It looks like I’ll have a 30 mile warm up and 15 mile cool down tomorrow. But if you know someone who’d be willing to give me a lift before the race from Sunriver to Redmond, or Bend to Redmond, or after the race from Bend to Sunriver, I’d appreciate it. I’m staying in Sunriver so it’s possible for me to ride to Redmond for the start, but I’d rather not. And I can also ride from Bend (race finish) to Sunriver, but I don’t want to do that either. I know it’s too late, but I thought it would be worth a shot.

Highlights from Sunriver

Today I’ve killed four flies. I was going to say five, since that sounds much better, but it would be untrue. The last fly is still buzzing around the cabin and I can’t find it. My weapon of choice has been a pillow, which I use to smash the flies between the window and the window shade. I learned this strategy the long way. After stalking the flies around the cabin, listening for the sound of buzzing, I realized that this method was slow and unproductive. And I also learned that most of the flies were already trapped between the windows and window shades. In fact, I don’t think I was stalking the flies at all, I was just walking back and forth from window to window when each concealed fly would buzz behind its window shade. Now, you can’t really see the flies when they’re hidden like this. But on occasion, you’ll catch a glimpse of their shadow. That’s when you have to pounce. At this point you have two options: A) slam the pillow against the window shade in the area you think the fly is located and hope that it doesn’t escape, or B) wait until you see the fly’s shadow and quickly press the pillow against the window shade. This second technique is the preferred of the two because it is less risky. The chance of the window shade opening up and allowing the fly to escape is lower, rendering the slow smash technique more effective.

Observe this writer’s killcount to date:

Photo 35

Note, one more fly was procured during the writing of this blog entry.

What else have I been doing? Yesterday I rode for about 5 hours, but unfortunately my ride time is being cut short over the next seven days in order to taper for Cascade next Wednesday. Other things I have been doing include but have not been limited to:

-Reading a David Sedaris book
-Watching the Tour upwards of 3 times a day
-Trying to decide the order in which I will watch the following VHS tapes here in the cabin: Hook, Forest Gump, Mrs. Doubtfire, Throw Momma from the Train, Thelma & Louise, Street Smart, Hope Floats, The Best of The Benny Hill Show, While you were Sleeping, Home Alone 2, Batman Forever, and When Harry Met Sally. I have seen five of these movies before, and judging by the covers of the others, I would rather see those five again than watch something like Hope Floats or While you were Sleeping.
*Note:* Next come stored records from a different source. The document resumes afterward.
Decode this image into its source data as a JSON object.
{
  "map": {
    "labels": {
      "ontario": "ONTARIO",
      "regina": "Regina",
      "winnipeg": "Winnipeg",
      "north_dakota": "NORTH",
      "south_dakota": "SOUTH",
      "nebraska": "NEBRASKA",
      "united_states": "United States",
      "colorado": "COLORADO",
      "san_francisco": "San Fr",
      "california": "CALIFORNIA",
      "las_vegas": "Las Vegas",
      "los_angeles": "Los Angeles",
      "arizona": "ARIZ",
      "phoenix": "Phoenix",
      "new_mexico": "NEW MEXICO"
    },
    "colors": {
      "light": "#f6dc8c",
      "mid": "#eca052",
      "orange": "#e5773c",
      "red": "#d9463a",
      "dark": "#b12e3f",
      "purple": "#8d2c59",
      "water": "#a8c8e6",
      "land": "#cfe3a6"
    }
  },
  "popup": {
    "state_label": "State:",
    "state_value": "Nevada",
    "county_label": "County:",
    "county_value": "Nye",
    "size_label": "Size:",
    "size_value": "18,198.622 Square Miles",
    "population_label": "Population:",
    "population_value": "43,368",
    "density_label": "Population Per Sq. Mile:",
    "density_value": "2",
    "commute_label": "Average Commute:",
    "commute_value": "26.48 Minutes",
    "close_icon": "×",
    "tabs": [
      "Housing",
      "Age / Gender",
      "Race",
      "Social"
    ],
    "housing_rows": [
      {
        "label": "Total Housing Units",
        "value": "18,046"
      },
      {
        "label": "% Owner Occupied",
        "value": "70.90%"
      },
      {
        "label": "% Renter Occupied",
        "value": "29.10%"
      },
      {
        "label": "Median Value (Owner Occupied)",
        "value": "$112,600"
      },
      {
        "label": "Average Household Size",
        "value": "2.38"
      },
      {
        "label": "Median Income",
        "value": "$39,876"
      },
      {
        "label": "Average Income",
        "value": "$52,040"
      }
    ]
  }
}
I spend a good amount of time standing at the movie/bookcase, trying to build up the courage to bore myself to death with one of these slumber-fests. So far I haven’t. But I’m guessing the day will come. Back to the list—
-Searching for a pair of fingernail clippers or scissors to cut my finger nails. Unsuccessful so far.
-Eating food (which is limited to Quinoa, oats, bread, eggs, or a plate of aging vegetables. I won’t include pasta in this food list because I officially hate pasta unless it has a ton of meat or cheese in it.
-Checking email and Facebook

that’s about it.

But mainly I just sit on the couch drinking water out of a Tupperware container because I don’t like drinking out of small glasses that have to be refilled after each sip.

Oh, I also have a potato that needs to be cooked. I’m planning a special breakfast one of these mornings where I’ll substitute the potato for the oats. As I’m sure you know, potatoes have a lot of potassium. And nothing spells excitemmint better than potassium!